Archived materials on Ingrians located beyond the borders of Finland will also be surveyed during later stages of the project. This involves cooperation with cultural memory organisations in, for instance, our neighbouring countries Russia, Sweden and Estonia.

Material on Ingrians in the archives of SKS

As is the case in with other Finno-Ugric peoples, material on Ingrian culture has been collected and recorded at SKS since before the mid-1800s. The Society’s first Secretary General, Elias Lönnrot, visited Ingria in 1844. D.E.D. Europaeus and Henrik August Reinholm, on the other hand, travelled to Ingria together in 1847. The folklore they recorded ended up in parts of Kalevala, for example, and was published in the folk poetry collection Suomen Kansan Vanhat Runot. These materials also form a part SKS’s collection on traditional and contemporary culture, the oldest section of which belongs to the star collection. After Europaeus and Reinholm, several renowned heritage collectors, including Volmari Porkka, Vihtori Alava, A.O. Väisänen and Samuli Paulaharju recorded and described Ingrian culture for future generations.

SKS’s collection on literature and cultural history includes the archived materials of private persons with an Ingrian background, such as  Aale Tynni, Pekka Mutanen, Juho Pakkanen, Juhani and Anita Konka as well as Antti and Irene Tiittanen. The researchers of literature, linguistics and folkloristics active within the circles of SKS were interested in Ingria and Ingrians, not only from the perspective of culture and affinity between languages, but the idea of Greater Finland. This is why Ingrian materials can be found from the archives of both researchers – such as Lauri Hakulinen, Niilo Kärki and Martti Haavio – and writers like Kaarlo Marjanen, Tauno Koskela and Ilmari Turja. An Ingrian collection was also extracted once from the archives of SKS. It includes documents, maps and photographs regarding Ingria separated from Martti Haavio’s archive. This archival material, censored due to political reasons, was not released until the early 2000s.

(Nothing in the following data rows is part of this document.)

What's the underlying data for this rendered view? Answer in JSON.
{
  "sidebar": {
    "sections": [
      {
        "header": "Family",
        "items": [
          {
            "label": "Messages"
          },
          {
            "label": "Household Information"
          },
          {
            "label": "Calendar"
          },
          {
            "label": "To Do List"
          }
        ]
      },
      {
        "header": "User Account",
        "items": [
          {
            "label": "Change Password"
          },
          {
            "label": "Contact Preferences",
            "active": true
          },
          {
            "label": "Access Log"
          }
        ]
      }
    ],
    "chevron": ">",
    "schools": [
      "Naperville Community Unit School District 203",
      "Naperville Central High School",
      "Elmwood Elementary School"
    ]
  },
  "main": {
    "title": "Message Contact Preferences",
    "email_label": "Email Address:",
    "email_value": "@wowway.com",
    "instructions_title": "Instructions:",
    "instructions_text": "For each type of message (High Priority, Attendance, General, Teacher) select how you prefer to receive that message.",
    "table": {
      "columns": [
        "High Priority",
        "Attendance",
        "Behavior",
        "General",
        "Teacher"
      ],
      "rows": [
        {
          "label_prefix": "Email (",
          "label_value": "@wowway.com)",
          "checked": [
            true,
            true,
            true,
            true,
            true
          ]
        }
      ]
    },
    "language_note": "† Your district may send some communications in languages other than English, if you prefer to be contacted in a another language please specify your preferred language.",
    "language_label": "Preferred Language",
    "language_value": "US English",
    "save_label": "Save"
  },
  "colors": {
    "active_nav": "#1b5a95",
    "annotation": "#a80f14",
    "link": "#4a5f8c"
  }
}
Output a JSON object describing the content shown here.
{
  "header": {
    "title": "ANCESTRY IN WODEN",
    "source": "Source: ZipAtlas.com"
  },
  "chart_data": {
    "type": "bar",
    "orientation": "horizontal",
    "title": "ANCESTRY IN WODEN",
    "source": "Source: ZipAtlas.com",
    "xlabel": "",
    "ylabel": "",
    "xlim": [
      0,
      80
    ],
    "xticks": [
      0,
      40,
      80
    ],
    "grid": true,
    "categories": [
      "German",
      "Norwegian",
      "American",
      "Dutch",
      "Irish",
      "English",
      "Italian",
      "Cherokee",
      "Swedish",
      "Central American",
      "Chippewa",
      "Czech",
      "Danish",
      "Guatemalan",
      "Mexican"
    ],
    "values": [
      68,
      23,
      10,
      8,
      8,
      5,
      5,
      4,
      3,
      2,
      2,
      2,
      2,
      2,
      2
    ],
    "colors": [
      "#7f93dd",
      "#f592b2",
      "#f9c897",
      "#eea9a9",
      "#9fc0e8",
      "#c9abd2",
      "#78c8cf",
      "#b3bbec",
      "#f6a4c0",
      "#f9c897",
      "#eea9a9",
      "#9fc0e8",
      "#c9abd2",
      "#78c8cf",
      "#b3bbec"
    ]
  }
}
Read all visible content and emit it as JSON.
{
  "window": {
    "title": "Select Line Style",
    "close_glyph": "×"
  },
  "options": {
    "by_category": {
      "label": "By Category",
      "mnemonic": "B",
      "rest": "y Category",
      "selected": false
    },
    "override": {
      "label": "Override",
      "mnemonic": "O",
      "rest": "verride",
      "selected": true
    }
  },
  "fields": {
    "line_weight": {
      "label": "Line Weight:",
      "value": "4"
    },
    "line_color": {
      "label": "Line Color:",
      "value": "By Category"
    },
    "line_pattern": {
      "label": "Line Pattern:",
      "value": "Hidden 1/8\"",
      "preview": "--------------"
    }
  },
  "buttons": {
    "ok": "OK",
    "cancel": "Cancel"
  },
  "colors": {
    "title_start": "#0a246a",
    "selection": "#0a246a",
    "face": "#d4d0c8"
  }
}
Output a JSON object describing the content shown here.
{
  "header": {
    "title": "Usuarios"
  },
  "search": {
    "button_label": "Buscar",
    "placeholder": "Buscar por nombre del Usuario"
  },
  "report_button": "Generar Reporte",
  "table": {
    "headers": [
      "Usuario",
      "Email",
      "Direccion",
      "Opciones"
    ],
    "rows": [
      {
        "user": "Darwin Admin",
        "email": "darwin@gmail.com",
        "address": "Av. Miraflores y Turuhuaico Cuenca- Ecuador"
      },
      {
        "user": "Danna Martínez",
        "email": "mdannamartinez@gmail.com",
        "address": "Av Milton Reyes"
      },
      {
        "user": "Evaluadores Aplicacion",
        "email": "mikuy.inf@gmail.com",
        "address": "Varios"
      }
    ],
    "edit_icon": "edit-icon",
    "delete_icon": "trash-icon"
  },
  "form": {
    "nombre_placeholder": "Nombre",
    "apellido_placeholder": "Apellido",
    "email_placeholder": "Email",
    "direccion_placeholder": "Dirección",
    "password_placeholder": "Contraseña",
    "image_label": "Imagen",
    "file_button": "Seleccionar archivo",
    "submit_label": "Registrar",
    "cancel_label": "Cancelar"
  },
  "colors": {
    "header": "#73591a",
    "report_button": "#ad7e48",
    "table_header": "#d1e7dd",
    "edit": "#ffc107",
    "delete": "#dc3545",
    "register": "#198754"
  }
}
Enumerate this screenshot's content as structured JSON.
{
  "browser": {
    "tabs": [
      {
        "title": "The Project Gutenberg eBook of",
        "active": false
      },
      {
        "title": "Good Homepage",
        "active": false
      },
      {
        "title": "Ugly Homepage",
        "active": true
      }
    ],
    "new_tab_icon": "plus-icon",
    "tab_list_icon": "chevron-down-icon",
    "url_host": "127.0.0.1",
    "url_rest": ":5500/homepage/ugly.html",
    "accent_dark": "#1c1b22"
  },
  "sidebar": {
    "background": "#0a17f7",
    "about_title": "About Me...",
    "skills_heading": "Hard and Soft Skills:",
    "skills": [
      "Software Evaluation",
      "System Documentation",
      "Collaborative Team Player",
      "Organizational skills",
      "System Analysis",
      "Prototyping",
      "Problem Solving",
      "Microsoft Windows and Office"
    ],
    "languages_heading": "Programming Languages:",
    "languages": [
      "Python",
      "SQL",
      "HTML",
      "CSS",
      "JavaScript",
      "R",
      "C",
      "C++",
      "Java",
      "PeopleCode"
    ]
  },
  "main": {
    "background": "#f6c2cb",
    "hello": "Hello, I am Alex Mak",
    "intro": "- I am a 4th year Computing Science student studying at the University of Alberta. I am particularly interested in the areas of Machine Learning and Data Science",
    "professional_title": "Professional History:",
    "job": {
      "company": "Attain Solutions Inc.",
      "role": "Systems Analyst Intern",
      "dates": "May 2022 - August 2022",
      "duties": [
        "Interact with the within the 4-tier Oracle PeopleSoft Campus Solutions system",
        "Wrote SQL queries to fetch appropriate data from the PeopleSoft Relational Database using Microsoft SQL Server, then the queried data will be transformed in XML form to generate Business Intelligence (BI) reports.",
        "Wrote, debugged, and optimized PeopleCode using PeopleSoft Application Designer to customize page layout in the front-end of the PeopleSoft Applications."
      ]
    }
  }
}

Ingrian materials in the National Archives

Materials related to Ingria and Ingrians can be found in the National Archives’ locations in Helsinki, Hämeenlinna, Oulu, Turku and Vaasa. A majority of the material relates to the activities of associations and congregations which were active in Ingria and people who were active in the Ingrian freedom movement.   The collections of the National Archives also include materials related to displaced Ingrians and the management of the affairs of Ingrian refugees, originally from the archive of Inkerin Apu (1919–1943). The archive of Eeva Läärä (1929–1965) deserves to be mentioned as a significant personal archive.

The National Archives have material collections known as Inkerin arkisto I and II, which consist of the documents, photographs and newspaper clippings of Ingrian associations. The collection includes archived materials from Inkerin Liitto, the interim administrative committee of Ingria and the archives of Juuso Mustonen, Kaapre Tynni and Leo Yllö. In addition, the collection includes documents from the administrative committees of western Ingria and northern Ingria. The administrative committee of West Ingria did not believe that Ingria would be incorporated into Finland, advocating autonomy instead. The administrative committee of North Ingria, on the other hand, was the interim refugee government of North Ingria operating in Finland from 1919 to 1921.

Implementing parties

  • Inkeriläisten sivistyssäätiö
  • The National Archives of Finland
  • The Finnish Literature Society (SKS)

Steering group

  • Outi Hupaniittu, Archives Director (SKS), Chair of the steering group
  • Tero Kekki (Inkeriläisten sivistyssäätiö sr), Deputy Chair
  • Antti Kokkinen (Inkeriläisten sivistyssäätiö sr), Deputy Chair
  • Maiju Putkonen, Senior Archivist (SKS), Project Manager
  • Kenth Sjöblom, Senior Research Officer (The National Archives of Finland)

Funding

  • The respective shares of the partners

For further information, please contact